DATA TO EXAMINE:
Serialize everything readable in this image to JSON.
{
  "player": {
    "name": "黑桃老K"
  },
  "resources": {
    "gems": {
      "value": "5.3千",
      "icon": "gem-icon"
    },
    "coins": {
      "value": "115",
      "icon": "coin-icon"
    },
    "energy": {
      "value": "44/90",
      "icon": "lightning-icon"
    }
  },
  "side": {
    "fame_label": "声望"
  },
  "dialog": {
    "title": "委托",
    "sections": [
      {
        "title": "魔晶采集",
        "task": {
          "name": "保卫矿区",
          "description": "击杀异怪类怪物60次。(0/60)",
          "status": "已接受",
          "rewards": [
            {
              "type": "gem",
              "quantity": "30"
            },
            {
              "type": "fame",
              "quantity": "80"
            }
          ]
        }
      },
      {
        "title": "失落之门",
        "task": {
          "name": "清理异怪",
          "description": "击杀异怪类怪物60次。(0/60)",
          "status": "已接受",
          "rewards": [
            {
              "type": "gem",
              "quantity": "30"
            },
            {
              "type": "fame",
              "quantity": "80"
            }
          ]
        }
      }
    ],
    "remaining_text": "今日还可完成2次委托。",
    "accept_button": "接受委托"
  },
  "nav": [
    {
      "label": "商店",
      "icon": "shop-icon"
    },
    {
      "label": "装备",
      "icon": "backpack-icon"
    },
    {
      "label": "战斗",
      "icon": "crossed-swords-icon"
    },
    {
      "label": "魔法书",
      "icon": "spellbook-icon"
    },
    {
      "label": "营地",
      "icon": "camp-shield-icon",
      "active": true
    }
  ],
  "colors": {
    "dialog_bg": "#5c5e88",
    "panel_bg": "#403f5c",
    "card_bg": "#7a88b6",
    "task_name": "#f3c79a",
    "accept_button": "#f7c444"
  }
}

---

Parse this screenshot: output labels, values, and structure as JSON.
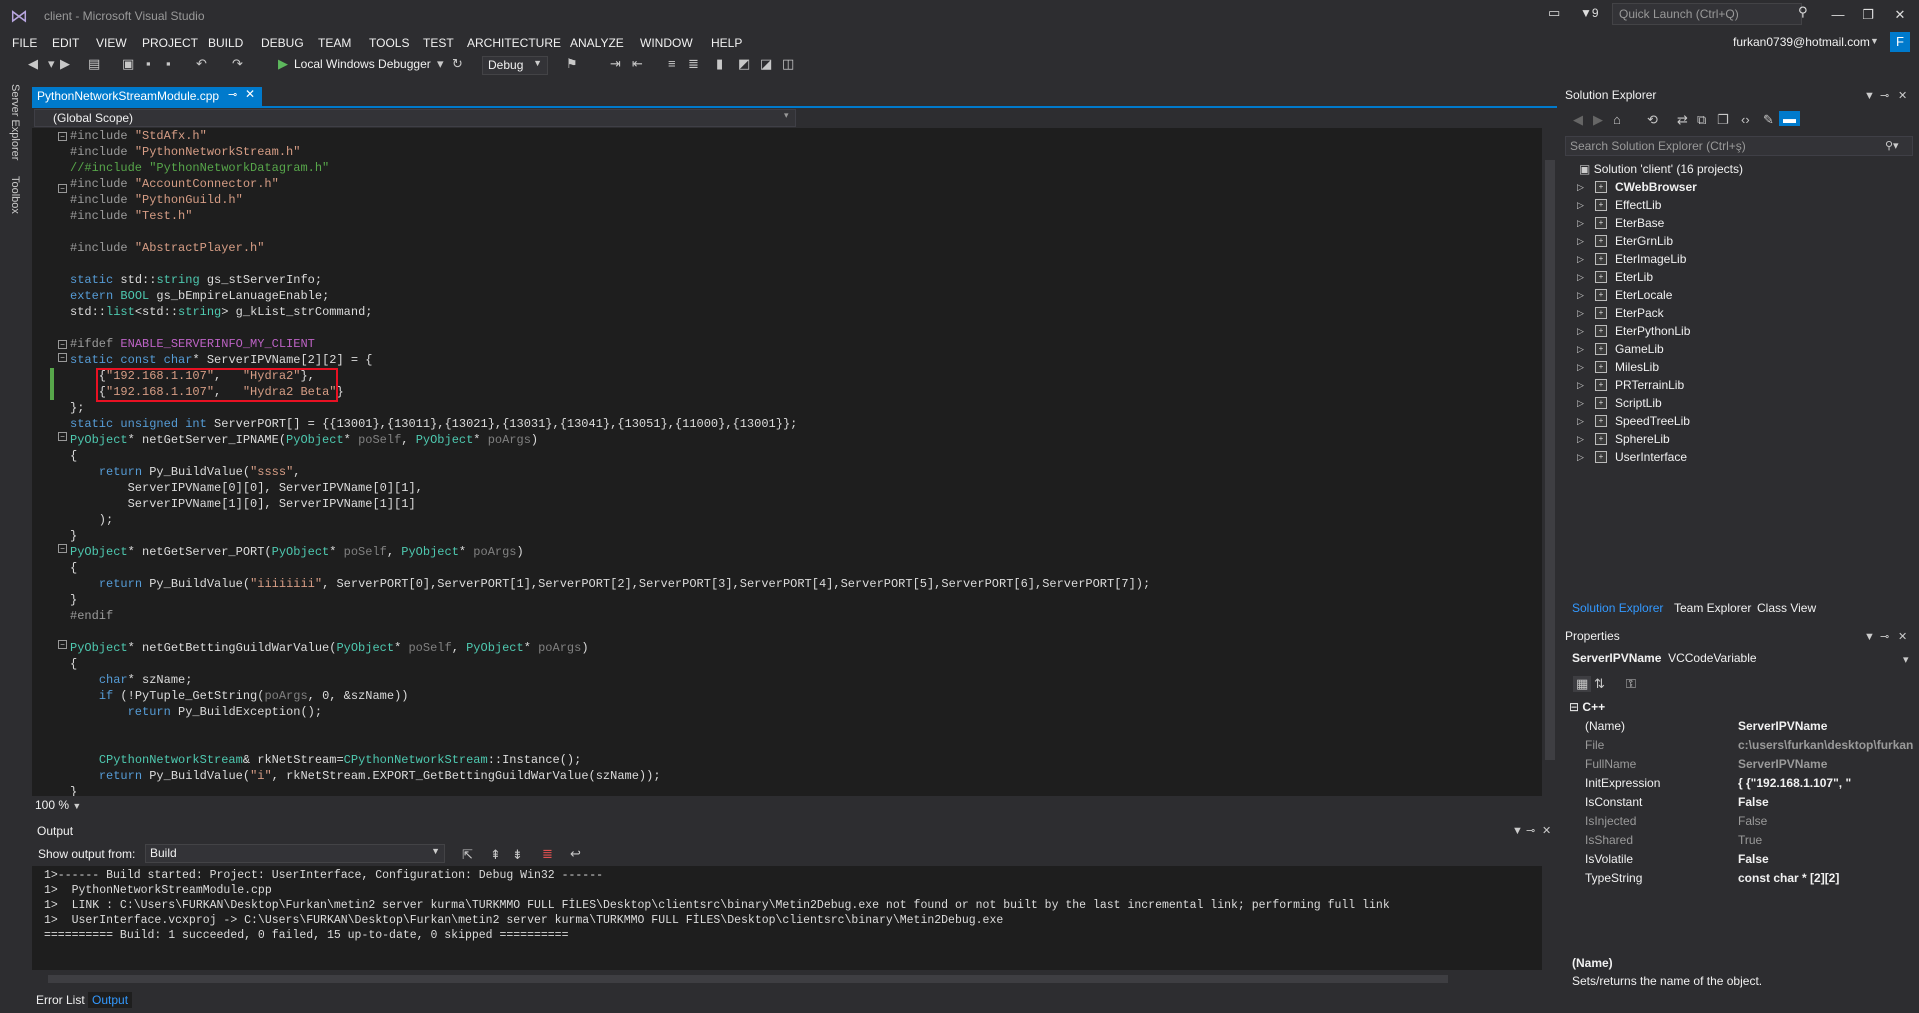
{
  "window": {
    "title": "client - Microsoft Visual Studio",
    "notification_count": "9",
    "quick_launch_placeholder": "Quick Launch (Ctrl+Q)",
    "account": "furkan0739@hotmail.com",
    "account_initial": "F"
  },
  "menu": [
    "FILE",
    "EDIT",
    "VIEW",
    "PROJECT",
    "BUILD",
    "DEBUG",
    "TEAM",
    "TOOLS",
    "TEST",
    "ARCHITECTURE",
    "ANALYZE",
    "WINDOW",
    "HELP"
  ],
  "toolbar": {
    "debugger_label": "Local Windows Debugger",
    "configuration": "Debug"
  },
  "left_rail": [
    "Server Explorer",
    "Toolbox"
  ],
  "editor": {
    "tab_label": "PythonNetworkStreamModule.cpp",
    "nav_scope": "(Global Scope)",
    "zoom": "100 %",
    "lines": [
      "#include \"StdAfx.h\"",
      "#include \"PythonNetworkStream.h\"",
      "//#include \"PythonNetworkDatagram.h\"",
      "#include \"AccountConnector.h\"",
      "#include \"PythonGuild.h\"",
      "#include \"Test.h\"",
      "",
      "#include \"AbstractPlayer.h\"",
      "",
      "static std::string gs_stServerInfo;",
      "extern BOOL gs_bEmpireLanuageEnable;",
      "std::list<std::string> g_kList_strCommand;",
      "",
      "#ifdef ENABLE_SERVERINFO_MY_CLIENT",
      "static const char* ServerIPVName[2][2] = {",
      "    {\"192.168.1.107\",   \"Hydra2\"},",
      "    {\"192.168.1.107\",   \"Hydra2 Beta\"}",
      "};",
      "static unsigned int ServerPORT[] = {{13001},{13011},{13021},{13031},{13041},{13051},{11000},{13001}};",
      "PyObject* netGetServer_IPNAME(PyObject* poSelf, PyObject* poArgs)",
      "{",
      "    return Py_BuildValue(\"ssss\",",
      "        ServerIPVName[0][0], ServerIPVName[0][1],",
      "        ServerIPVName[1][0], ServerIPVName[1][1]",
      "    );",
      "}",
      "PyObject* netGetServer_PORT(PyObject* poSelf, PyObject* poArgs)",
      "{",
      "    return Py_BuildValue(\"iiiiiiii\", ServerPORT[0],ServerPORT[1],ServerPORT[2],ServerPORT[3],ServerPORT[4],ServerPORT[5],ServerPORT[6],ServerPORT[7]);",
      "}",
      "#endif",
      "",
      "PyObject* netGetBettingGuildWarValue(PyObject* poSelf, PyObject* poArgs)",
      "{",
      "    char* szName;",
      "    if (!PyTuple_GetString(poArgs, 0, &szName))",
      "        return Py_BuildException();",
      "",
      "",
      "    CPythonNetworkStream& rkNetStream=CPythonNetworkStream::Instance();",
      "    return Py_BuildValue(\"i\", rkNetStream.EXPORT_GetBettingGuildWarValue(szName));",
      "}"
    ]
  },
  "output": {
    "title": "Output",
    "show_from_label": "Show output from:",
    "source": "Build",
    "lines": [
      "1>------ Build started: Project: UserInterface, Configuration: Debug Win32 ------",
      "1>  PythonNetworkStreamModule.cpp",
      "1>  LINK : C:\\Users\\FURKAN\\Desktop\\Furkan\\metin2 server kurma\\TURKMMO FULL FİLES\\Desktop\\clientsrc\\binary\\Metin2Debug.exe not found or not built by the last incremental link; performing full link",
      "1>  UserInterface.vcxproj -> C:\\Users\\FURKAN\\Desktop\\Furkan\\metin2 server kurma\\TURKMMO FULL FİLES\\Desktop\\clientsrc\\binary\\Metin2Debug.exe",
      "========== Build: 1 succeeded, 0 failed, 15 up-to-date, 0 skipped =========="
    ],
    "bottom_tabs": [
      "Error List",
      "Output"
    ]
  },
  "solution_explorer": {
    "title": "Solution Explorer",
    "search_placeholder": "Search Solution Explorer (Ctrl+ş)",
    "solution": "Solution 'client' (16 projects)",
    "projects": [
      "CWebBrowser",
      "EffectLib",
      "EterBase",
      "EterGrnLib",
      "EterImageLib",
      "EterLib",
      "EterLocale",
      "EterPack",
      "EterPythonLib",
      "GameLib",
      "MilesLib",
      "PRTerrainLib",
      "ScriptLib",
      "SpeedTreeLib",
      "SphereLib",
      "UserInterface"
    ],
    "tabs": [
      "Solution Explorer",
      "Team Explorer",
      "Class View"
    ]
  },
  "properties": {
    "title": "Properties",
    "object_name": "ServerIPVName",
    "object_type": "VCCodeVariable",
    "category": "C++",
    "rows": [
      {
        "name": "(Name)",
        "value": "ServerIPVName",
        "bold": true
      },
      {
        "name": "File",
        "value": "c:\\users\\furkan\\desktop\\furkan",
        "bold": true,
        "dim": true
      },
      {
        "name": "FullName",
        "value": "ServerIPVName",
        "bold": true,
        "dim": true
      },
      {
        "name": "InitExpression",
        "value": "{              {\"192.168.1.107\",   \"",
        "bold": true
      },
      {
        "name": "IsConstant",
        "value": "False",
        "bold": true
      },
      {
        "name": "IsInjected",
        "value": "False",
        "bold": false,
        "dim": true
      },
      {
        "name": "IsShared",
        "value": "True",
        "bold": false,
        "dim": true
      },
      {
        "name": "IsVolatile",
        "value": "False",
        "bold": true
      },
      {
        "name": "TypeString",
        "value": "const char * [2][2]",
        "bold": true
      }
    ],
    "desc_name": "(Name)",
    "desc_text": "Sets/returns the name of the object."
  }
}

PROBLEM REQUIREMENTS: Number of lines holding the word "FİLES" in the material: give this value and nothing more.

OUTPUT FOR THIS TASK: 2